- **TASK DESCRIPTION**:
Retype all the records with nothing changed.

(Beginning of DATA)

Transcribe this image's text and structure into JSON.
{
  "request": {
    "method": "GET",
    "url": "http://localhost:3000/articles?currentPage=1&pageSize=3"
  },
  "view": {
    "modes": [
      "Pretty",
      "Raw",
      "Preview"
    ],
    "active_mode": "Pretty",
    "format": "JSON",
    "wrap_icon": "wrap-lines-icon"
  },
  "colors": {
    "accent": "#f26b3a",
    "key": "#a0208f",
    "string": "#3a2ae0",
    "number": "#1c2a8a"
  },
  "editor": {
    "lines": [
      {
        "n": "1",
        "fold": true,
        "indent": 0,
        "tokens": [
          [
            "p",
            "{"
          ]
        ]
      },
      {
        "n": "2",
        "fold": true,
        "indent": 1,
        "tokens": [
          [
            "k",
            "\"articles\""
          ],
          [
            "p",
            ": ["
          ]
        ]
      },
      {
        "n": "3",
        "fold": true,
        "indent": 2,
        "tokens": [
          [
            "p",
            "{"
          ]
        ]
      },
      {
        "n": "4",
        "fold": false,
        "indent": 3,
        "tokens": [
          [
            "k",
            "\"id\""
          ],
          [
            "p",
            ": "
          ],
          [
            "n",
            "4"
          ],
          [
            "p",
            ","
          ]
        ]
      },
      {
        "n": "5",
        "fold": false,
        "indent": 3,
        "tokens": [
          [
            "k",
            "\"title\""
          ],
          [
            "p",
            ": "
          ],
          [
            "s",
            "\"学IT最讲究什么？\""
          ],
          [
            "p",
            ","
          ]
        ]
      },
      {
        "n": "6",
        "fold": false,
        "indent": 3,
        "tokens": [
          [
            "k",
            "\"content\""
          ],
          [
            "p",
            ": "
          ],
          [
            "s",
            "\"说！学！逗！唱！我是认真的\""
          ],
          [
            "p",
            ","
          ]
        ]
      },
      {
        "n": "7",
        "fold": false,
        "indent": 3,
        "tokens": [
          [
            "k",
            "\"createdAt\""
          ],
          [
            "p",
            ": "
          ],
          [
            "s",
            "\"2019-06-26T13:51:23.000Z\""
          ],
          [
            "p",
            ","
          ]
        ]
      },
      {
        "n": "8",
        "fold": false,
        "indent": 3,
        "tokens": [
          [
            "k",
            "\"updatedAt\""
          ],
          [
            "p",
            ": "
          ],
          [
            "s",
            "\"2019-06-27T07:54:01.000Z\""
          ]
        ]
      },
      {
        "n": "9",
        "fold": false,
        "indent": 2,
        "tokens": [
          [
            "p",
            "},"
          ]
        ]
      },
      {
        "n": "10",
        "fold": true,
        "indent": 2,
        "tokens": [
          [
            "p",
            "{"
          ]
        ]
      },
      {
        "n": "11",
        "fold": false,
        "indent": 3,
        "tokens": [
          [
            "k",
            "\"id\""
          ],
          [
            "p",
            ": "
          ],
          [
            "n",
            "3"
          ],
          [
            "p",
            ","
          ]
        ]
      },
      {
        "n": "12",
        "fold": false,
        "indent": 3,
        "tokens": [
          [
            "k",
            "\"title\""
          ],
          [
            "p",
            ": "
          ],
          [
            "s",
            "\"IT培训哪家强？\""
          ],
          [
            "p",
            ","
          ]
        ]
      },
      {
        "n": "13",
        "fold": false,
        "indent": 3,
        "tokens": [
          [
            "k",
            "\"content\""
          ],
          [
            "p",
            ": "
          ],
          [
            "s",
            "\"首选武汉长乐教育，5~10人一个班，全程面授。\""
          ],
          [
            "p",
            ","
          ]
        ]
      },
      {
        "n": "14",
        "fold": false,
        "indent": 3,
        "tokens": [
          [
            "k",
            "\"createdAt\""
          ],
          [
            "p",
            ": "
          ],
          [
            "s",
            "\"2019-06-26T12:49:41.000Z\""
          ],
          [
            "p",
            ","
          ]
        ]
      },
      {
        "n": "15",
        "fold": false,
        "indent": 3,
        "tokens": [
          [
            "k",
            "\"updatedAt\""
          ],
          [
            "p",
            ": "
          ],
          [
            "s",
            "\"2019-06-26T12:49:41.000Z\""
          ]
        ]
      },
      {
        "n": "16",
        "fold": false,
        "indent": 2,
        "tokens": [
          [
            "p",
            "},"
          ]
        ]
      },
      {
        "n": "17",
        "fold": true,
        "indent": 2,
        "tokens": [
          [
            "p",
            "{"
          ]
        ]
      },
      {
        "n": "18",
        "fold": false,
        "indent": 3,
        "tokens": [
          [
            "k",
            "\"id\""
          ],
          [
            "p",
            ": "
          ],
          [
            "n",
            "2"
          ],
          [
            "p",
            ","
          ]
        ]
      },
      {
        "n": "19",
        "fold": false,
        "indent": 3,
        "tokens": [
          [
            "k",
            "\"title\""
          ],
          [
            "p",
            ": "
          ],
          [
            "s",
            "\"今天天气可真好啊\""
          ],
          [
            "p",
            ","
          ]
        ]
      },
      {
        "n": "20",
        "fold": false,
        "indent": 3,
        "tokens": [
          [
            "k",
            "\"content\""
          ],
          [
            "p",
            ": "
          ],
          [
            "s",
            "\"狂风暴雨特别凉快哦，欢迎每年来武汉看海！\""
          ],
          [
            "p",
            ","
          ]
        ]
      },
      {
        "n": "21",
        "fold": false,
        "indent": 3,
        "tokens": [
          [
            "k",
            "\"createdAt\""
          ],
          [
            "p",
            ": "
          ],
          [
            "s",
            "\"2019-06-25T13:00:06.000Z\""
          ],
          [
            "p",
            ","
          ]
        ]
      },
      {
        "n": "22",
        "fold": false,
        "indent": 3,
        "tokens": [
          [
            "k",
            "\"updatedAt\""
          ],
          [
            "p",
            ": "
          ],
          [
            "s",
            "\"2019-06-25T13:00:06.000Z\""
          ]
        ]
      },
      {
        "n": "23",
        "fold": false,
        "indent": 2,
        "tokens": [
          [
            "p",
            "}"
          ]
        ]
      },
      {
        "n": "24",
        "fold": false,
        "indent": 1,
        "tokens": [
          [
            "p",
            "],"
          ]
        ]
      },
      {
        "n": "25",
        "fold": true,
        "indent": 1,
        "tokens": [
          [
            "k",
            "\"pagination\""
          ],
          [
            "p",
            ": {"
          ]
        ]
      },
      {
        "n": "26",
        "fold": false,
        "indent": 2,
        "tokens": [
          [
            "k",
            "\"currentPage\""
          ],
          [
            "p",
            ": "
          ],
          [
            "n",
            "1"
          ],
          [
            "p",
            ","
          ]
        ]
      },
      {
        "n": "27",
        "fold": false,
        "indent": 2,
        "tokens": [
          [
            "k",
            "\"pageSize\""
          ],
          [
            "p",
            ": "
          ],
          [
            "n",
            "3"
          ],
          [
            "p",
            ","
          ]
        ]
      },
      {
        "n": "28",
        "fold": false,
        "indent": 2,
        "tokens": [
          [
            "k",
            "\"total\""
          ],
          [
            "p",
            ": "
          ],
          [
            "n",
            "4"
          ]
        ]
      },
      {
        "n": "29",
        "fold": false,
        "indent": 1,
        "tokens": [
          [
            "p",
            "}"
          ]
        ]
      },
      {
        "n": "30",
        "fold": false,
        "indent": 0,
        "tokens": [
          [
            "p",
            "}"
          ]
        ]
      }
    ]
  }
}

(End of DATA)

- **SOLUTION FOR THIS TASK**:
Transcribe this image's text and structure into JSON.
{
  "request": {
    "method": "GET",
    "url": "http://localhost:3000/articles?currentPage=1&pageSize=3"
  },
  "view": {
    "modes": [
      "Pretty",
      "Raw",
      "Preview"
    ],
    "active_mode": "Pretty",
    "format": "JSON",
    "wrap_icon": "wrap-lines-icon"
  },
  "colors": {
    "accent": "#f26b3a",
    "key": "#a0208f",
    "string": "#3a2ae0",
    "number": "#1c2a8a"
  },
  "editor": {
    "lines": [
      {
        "n": "1",
        "fold": true,
        "indent": 0,
        "tokens": [
          [
            "p",
            "{"
          ]
        ]
      },
      {
        "n": "2",
        "fold": true,
        "indent": 1,
        "tokens": [
          [
            "k",
            "\"articles\""
          ],
          [
            "p",
            ": ["
          ]
        ]
      },
      {
        "n": "3",
        "fold": true,
        "indent": 2,
        "tokens": [
          [
            "p",
            "{"
          ]
        ]
      },
      {
        "n": "4",
        "fold": false,
        "indent": 3,
        "tokens": [
          [
            "k",
            "\"id\""
          ],
          [
            "p",
            ": "
          ],
          [
            "n",
            "4"
          ],
          [
            "p",
            ","
          ]
        ]
      },
      {
        "n": "5",
        "fold": false,
        "indent": 3,
        "tokens": [
          [
            "k",
            "\"title\""
          ],
          [
            "p",
            ": "
          ],
          [
            "s",
            "\"学IT最讲究什么？\""
          ],
          [
            "p",
            ","
          ]
        ]
      },
      {
        "n": "6",
        "fold": false,
        "indent": 3,
        "tokens": [
          [
            "k",
            "\"content\""
          ],
          [
            "p",
            ": "
          ],
          [
            "s",
            "\"说！学！逗！唱！我是认真的\""
          ],
          [
            "p",
            ","
          ]
        ]
      },
      {
        "n": "7",
        "fold": false,
        "indent": 3,
        "tokens": [
          [
            "k",
            "\"createdAt\""
          ],
          [
            "p",
            ": "
          ],
          [
            "s",
            "\"2019-06-26T13:51:23.000Z\""
          ],
          [
            "p",
            ","
          ]
        ]
      },
      {
        "n": "8",
        "fold": false,
        "indent": 3,
        "tokens": [
          [
            "k",
            "\"updatedAt\""
          ],
          [
            "p",
            ": "
          ],
          [
            "s",
            "\"2019-06-27T07:54:01.000Z\""
          ]
        ]
      },
      {
        "n": "9",
        "fold": false,
        "indent": 2,
        "tokens": [
          [
            "p",
            "},"
          ]
        ]
      },
      {
        "n": "10",
        "fold": true,
        "indent": 2,
        "tokens": [
          [
            "p",
            "{"
          ]
        ]
      },
      {
        "n": "11",
        "fold": false,
        "indent": 3,
        "tokens": [
          [
            "k",
            "\"id\""
          ],
          [
            "p",
            ": "
          ],
          [
            "n",
            "3"
          ],
          [
            "p",
            ","
          ]
        ]
      },
      {
        "n": "12",
        "fold": false,
        "indent": 3,
        "tokens": [
          [
            "k",
            "\"title\""
          ],
          [
            "p",
            ": "
          ],
          [
            "s",
            "\"IT培训哪家强？\""
          ],
          [
            "p",
            ","
          ]
        ]
      },
      {
        "n": "13",
        "fold": false,
        "indent": 3,
        "tokens": [
          [
            "k",
            "\"content\""
          ],
          [
            "p",
            ": "
          ],
          [
            "s",
            "\"首选武汉长乐教育，5~10人一个班，全程面授。\""
          ],
          [
            "p",
            ","
          ]
        ]
      },
      {
        "n": "14",
        "fold": false,
        "indent": 3,
        "tokens": [
          [
            "k",
            "\"createdAt\""
          ],
          [
            "p",
            ": "
          ],
          [
            "s",
            "\"2019-06-26T12:49:41.000Z\""
          ],
          [
            "p",
            ","
          ]
        ]
      },
      {
        "n": "15",
        "fold": false,
        "indent": 3,
        "tokens": [
          [
            "k",
            "\"updatedAt\""
          ],
          [
            "p",
            ": "
          ],
          [
            "s",
            "\"2019-06-26T12:49:41.000Z\""
          ]
        ]
      },
      {
        "n": "16",
        "fold": false,
        "indent": 2,
        "tokens": [
          [
            "p",
            "},"
          ]
        ]
      },
      {
        "n": "17",
        "fold": true,
        "indent": 2,
        "tokens": [
          [
            "p",
            "{"
          ]
        ]
      },
      {
        "n": "18",
        "fold": false,
        "indent": 3,
        "tokens": [
          [
            "k",
            "\"id\""
          ],
          [
            "p",
            ": "
          ],
          [
            "n",
            "2"
          ],
          [
            "p",
            ","
          ]
        ]
      },
      {
        "n": "19",
        "fold": false,
        "indent": 3,
        "tokens": [
          [
            "k",
            "\"title\""
          ],
          [
            "p",
            ": "
          ],
          [
            "s",
            "\"今天天气可真好啊\""
          ],
          [
            "p",
            ","
          ]
        ]
      },
      {
        "n": "20",
        "fold": false,
        "indent": 3,
        "tokens": [
          [
            "k",
            "\"content\""
          ],
          [
            "p",
            ": "
          ],
          [
            "s",
            "\"狂风暴雨特别凉快哦，欢迎每年来武汉看海！\""
          ],
          [
            "p",
            ","
          ]
        ]
      },
      {
        "n": "21",
        "fold": false,
        "indent": 3,
        "tokens": [
          [
            "k",
            "\"createdAt\""
          ],
          [
            "p",
            ": "
          ],
          [
            "s",
            "\"2019-06-25T13:00:06.000Z\""
          ],
          [
            "p",
            ","
          ]
        ]
      },
      {
        "n": "22",
        "fold": false,
        "indent": 3,
        "tokens": [
          [
            "k",
            "\"updatedAt\""
          ],
          [
            "p",
            ": "
          ],
          [
            "s",
            "\"2019-06-25T13:00:06.000Z\""
          ]
        ]
      },
      {
        "n": "23",
        "fold": false,
        "indent": 2,
        "tokens": [
          [
            "p",
            "}"
          ]
        ]
      },
      {
        "n": "24",
        "fold": false,
        "indent": 1,
        "tokens": [
          [
            "p",
            "],"
          ]
        ]
      },
      {
        "n": "25",
        "fold": true,
        "indent": 1,
        "tokens": [
          [
            "k",
            "\"pagination\""
          ],
          [
            "p",
            ": {"
          ]
        ]
      },
      {
        "n": "26",
        "fold": false,
        "indent": 2,
        "tokens": [
          [
            "k",
            "\"currentPage\""
          ],
          [
            "p",
            ": "
          ],
          [
            "n",
            "1"
          ],
          [
            "p",
            ","
          ]
        ]
      },
      {
        "n": "27",
        "fold": false,
        "indent": 2,
        "tokens": [
          [
            "k",
            "\"pageSize\""
          ],
          [
            "p",
            ": "
          ],
          [
            "n",
            "3"
          ],
          [
            "p",
            ","
          ]
        ]
      },
      {
        "n": "28",
        "fold": false,
        "indent": 2,
        "tokens": [
          [
            "k",
            "\"total\""
          ],
          [
            "p",
            ": "
          ],
          [
            "n",
            "4"
          ]
        ]
      },
      {
        "n": "29",
        "fold": false,
        "indent": 1,
        "tokens": [
          [
            "p",
            "}"
          ]
        ]
      },
      {
        "n": "30",
        "fold": false,
        "indent": 0,
        "tokens": [
          [
            "p",
            "}"
          ]
        ]
      }
    ]
  }
}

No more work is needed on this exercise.